Tighten your writing by getting rid of dialogue tags.
June 24, 2016
Dialogue tags (he said, she asked, he replied) can help the reader understand who’s talking. But when it’s clear who’s talking, you can cut the tag. This makes your writing tighter and the pacing faster.
If the speaker is doing something, the action is enough to attribute the dialogue. Simply put the speech in the same paragraph as the action.
The dialogue scene will become more exciting to read. Good dialogue needs very few tags.
Here are some examples before and after a said-free diet:
He drew his gun and said: “Prepare to die.”
He drew his gun. “Prepare to die.”
Grabbing her arm, he asked: “Where are you going?”
“To the police,” she replied.
He grabbed her arm. “Where are you going?”
“To the police.”
Shrugging his shoulders, he said, “I don’t know.”
He shrugged. “I don’t know.”
“Bastard!” he shouted, slamming his fist on the table.
He slammed his fist on the table. “Bastard!”
She fidgeted with her necklace. “I didn’t see him,” she said.
She fidgeted with her necklace. “I didn’t see him.”

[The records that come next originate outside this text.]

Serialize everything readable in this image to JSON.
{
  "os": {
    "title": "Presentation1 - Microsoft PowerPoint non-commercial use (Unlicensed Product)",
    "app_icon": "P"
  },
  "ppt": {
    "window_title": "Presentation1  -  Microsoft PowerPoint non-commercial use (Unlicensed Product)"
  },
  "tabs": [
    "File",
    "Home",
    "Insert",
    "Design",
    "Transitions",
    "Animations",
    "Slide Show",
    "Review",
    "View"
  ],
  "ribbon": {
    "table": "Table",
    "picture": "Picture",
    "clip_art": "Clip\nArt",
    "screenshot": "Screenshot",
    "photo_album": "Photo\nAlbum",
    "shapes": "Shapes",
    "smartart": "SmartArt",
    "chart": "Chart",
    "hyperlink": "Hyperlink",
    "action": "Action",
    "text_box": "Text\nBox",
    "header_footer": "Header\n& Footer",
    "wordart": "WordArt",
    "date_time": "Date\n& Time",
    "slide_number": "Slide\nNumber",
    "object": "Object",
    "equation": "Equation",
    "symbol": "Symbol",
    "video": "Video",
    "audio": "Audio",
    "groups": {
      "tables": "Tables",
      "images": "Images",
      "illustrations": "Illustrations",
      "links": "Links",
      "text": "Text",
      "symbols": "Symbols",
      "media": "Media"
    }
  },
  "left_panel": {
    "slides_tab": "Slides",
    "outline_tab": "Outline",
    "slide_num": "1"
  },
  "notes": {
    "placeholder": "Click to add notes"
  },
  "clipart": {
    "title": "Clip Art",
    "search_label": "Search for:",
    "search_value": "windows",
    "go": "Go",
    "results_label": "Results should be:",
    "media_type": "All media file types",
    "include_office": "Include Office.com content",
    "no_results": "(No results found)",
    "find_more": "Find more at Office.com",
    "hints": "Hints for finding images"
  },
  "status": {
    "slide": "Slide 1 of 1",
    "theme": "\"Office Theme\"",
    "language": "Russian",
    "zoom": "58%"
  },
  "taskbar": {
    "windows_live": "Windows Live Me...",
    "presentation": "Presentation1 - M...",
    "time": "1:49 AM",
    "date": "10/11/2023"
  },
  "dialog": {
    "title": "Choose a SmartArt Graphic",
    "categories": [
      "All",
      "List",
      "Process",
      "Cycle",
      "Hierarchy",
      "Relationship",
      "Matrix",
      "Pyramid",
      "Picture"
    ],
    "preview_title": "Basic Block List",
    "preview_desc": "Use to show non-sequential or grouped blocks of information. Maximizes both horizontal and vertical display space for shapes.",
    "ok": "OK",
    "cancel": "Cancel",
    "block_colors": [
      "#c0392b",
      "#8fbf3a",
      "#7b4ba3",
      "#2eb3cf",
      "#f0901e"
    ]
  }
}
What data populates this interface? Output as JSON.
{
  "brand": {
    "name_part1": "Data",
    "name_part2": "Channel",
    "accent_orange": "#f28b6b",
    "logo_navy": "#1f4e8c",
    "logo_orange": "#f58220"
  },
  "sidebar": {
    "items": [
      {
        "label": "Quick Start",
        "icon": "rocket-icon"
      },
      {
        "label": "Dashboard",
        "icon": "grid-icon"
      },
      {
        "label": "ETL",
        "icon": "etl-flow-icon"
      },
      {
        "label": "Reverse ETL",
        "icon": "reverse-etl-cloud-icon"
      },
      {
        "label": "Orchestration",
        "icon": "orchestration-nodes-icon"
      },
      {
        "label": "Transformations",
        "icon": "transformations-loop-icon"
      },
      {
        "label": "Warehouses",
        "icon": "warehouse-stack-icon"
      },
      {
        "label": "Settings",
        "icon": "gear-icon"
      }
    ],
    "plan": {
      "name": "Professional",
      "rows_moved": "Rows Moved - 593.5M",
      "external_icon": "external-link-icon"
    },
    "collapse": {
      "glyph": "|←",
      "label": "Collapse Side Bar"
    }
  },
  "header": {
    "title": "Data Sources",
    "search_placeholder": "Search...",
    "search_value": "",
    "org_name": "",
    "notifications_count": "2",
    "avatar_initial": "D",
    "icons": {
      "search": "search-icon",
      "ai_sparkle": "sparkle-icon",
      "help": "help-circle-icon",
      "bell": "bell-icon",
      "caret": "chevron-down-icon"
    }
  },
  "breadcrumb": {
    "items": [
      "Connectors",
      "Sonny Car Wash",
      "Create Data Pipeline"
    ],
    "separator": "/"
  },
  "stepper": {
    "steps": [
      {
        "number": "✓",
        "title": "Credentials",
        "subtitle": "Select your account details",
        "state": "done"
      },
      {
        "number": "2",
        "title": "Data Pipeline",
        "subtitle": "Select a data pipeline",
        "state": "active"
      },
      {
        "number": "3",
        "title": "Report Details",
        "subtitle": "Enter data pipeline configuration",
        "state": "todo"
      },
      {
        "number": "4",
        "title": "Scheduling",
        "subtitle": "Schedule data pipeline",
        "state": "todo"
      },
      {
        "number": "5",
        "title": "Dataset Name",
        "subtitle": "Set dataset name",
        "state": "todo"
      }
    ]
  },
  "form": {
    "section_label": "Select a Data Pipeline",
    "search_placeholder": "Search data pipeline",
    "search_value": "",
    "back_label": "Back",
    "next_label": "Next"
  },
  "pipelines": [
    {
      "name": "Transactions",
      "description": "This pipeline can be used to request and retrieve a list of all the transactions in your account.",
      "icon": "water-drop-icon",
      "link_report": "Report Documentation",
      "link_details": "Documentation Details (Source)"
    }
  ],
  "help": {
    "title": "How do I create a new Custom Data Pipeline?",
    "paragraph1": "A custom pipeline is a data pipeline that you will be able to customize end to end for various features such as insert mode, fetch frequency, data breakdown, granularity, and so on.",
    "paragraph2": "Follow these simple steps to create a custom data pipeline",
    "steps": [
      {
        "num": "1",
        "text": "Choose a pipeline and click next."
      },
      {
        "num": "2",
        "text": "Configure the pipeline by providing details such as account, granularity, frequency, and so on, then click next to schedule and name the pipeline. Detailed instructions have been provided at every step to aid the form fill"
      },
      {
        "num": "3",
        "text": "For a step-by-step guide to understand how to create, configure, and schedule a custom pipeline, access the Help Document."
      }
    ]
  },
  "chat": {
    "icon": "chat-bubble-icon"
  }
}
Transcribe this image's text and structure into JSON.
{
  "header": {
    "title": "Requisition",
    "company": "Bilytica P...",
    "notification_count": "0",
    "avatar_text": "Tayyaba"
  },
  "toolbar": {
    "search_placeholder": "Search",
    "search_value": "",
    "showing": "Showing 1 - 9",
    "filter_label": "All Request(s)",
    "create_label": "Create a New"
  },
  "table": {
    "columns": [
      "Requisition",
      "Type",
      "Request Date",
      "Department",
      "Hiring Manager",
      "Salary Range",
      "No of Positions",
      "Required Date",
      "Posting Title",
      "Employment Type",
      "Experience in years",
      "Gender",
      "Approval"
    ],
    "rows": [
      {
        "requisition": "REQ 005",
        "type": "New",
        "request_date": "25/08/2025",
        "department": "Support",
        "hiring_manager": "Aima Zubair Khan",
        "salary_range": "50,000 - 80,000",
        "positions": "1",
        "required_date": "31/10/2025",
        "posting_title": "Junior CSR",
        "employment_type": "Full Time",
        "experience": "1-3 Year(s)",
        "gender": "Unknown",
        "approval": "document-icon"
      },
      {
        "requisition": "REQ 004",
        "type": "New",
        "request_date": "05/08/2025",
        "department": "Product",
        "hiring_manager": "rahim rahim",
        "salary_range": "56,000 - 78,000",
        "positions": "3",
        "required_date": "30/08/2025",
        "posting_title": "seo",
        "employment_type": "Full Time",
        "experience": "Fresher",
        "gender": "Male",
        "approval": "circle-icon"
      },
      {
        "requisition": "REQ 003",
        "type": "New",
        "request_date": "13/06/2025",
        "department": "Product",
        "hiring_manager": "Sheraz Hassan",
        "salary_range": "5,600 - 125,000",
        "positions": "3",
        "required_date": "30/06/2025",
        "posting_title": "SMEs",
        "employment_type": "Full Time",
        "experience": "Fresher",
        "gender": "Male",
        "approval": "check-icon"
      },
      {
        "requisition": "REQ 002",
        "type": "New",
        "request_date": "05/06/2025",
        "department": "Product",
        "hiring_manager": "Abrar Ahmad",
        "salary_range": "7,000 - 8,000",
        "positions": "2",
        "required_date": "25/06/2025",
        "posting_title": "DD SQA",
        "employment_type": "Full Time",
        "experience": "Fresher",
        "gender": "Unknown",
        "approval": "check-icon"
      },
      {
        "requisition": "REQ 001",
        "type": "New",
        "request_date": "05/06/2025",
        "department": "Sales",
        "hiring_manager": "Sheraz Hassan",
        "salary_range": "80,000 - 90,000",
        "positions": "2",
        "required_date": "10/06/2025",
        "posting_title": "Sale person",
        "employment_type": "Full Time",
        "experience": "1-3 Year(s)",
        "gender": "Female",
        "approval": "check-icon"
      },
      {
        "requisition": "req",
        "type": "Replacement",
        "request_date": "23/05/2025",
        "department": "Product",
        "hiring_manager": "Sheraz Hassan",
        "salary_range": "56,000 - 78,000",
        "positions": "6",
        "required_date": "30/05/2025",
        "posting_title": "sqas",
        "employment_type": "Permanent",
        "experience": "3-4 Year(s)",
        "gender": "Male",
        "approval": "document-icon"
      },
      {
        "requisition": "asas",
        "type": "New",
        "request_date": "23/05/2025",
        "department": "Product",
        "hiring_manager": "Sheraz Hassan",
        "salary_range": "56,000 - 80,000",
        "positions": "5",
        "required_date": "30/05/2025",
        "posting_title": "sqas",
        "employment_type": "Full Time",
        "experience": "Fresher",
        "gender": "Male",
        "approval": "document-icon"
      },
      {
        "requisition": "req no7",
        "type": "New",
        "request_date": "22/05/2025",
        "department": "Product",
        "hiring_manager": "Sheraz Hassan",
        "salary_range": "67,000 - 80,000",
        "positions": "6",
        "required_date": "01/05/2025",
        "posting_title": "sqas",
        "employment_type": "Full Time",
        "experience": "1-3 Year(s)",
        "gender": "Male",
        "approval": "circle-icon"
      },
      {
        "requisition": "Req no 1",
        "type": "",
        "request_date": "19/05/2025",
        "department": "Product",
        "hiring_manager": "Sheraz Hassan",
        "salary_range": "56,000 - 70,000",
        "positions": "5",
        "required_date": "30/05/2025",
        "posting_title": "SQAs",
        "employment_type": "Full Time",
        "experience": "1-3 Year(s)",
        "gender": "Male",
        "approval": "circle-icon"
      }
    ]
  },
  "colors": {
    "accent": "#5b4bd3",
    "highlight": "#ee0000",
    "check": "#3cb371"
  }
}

I recommend that you kill most dialogue tags. Keep only the ones needed for clarity.